With trembling hands he opened the top drawer to the desk. Inside were a variety of pens, highlighters, paperclips, and other such supplies. The mundane miscellany of the student. But in the back! Back, behind the rubbish sat a small, unassuming book. The only book of any worth anymore. The book of matches, whose pages called upon the flame! With deep breaths and still unsteady hands the student opened the book of matches: there were three pages left, standing to attention. He plucked the first from the spine, and attempted to read it. Illegible. The script had been lost to time, unable to be illuminated by reason, crumbling with the humidity of the summer heat. The second page followed suit, its translation was itself too old to be read, damp with the air. His hands were trembling uncontrollably. The third page?
Illumination! Legibility! A word of understanding in the darkness of foreign tongues! The flame was alight in his fingers, and where his hand had trembled before now the match’s light flickered in its place. On the floor the pyramid of words beckoned, begging to be set free with the touch of fire. He knelt down, his hand steady, and readied to touch the word of the match to the word of the page. With a shiver of anticipation he paused only for one second to savor this final release, and then… A gust, from the window, the call of cold air swept across him and like a barbarian king ushering in a dark age, doused the flame.

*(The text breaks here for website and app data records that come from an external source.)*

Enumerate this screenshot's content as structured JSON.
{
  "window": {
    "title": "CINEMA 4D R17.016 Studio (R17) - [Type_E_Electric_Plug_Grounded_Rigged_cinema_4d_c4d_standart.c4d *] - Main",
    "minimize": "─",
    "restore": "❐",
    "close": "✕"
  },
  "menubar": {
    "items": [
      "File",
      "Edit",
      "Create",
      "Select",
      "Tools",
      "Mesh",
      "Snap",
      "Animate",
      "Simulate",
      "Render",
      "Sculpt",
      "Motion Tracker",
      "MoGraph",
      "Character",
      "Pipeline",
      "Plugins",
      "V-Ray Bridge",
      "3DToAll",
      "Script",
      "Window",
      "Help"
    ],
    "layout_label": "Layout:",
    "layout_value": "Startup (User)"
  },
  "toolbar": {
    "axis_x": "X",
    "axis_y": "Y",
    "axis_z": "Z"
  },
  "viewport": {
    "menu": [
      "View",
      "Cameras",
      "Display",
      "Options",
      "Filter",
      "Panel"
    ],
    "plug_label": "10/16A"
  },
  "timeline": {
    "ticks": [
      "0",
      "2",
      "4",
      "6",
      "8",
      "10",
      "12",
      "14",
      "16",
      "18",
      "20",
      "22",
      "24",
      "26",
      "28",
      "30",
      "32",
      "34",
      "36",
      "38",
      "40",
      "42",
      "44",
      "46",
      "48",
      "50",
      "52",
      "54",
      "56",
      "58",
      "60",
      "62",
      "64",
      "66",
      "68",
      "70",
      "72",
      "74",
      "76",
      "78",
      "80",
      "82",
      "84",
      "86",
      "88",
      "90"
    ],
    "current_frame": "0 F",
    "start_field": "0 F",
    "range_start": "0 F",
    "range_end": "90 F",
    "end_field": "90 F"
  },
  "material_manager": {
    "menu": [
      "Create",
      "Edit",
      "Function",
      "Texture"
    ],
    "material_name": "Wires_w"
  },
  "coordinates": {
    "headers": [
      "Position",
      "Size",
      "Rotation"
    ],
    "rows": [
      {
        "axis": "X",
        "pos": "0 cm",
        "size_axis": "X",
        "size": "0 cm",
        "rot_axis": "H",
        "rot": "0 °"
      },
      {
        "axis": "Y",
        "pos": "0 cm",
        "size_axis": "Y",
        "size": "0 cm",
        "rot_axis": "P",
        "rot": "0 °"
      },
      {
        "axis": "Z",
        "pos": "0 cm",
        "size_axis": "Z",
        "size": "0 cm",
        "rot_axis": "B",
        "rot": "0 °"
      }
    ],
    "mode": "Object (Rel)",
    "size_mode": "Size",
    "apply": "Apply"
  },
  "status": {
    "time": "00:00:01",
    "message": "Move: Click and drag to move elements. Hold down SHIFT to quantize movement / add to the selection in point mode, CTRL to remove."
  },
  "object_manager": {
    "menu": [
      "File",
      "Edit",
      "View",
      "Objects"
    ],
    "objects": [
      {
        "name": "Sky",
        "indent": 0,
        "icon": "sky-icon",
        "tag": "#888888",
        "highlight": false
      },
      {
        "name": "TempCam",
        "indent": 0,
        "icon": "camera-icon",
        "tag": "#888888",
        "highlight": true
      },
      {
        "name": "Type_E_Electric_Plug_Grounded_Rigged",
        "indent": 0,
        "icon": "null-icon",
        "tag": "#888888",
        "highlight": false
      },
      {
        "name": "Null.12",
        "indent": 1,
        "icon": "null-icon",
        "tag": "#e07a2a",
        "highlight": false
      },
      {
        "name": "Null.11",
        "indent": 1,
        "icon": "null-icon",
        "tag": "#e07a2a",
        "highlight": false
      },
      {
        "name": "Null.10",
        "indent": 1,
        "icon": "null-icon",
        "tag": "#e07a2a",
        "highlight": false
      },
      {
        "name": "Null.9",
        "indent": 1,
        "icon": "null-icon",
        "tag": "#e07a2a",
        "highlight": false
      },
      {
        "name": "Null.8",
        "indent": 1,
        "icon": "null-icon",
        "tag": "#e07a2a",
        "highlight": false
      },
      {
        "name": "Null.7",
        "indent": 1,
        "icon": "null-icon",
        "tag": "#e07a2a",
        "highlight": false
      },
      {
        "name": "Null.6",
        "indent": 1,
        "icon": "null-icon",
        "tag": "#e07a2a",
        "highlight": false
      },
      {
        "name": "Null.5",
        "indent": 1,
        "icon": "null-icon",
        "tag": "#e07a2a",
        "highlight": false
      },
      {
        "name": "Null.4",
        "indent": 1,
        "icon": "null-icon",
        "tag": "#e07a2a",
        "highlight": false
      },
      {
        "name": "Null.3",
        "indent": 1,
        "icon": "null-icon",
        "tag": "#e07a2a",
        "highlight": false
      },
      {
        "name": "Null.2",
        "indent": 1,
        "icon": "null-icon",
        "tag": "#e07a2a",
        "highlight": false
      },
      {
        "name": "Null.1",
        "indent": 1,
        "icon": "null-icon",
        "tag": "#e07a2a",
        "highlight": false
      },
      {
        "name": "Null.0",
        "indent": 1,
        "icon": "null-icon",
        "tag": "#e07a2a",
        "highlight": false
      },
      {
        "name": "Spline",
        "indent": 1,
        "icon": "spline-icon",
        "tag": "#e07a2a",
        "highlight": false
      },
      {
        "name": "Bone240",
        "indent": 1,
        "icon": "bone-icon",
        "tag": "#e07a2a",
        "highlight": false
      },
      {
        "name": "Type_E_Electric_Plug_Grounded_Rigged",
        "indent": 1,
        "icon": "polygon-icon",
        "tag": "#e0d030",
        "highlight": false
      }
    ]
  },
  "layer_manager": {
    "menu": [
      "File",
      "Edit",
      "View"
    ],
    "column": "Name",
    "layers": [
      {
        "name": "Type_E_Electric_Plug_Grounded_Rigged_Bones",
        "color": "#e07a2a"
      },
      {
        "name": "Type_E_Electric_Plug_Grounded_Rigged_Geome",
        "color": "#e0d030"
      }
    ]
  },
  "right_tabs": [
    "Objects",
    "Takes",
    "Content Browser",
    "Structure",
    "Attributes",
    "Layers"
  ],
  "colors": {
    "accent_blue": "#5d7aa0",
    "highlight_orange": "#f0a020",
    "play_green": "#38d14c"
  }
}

Calmly, the student stood, leaned awkwardly over the bed, squirming with his stomach on the sheets, and closed the window. He walked past the pyre, crinkling the newspaper with his sneakers, and entered into the hallway. For only a second he thought of going out, off the campus, to purchase more matches. He could try again. But no, more than one window had closed. It could not be done again, the story was over. The writer in the sky had blown out the match. The student checked his watch, he still had a half an hour until class. He stuck his hands into his pockets, and began to walk down the stairs, out the door, and across the quad to class.